[Data about app and page elements]
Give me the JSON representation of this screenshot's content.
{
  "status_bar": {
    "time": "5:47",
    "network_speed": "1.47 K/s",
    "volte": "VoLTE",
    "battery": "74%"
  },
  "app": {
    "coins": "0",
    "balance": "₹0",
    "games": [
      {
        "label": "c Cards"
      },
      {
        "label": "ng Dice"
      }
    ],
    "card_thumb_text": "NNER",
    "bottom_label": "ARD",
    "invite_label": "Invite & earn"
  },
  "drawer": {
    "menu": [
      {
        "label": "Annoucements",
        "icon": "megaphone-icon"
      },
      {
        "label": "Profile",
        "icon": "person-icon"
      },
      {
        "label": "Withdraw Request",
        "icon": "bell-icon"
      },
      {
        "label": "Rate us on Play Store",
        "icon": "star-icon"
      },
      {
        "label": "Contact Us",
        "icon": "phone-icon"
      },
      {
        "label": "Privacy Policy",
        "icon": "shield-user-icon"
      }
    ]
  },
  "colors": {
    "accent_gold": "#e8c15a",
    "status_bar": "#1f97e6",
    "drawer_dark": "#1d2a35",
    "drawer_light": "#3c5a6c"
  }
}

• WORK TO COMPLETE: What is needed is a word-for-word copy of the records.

• ANSWER SECTION:
Give me the JSON representation of this screenshot's content.
{
  "status_bar": {
    "time": "5:47",
    "network_speed": "1.47 K/s",
    "volte": "VoLTE",
    "battery": "74%"
  },
  "app": {
    "coins": "0",
    "balance": "₹0",
    "games": [
      {
        "label": "c Cards"
      },
      {
        "label": "ng Dice"
      }
    ],
    "card_thumb_text": "NNER",
    "bottom_label": "ARD",
    "invite_label": "Invite & earn"
  },
  "drawer": {
    "menu": [
      {
        "label": "Annoucements",
        "icon": "megaphone-icon"
      },
      {
        "label": "Profile",
        "icon": "person-icon"
      },
      {
        "label": "Withdraw Request",
        "icon": "bell-icon"
      },
      {
        "label": "Rate us on Play Store",
        "icon": "star-icon"
      },
      {
        "label": "Contact Us",
        "icon": "phone-icon"
      },
      {
        "label": "Privacy Policy",
        "icon": "shield-user-icon"
      }
    ]
  },
  "colors": {
    "accent_gold": "#e8c15a",
    "status_bar": "#1f97e6",
    "drawer_dark": "#1d2a35",
    "drawer_light": "#3c5a6c"
  }
}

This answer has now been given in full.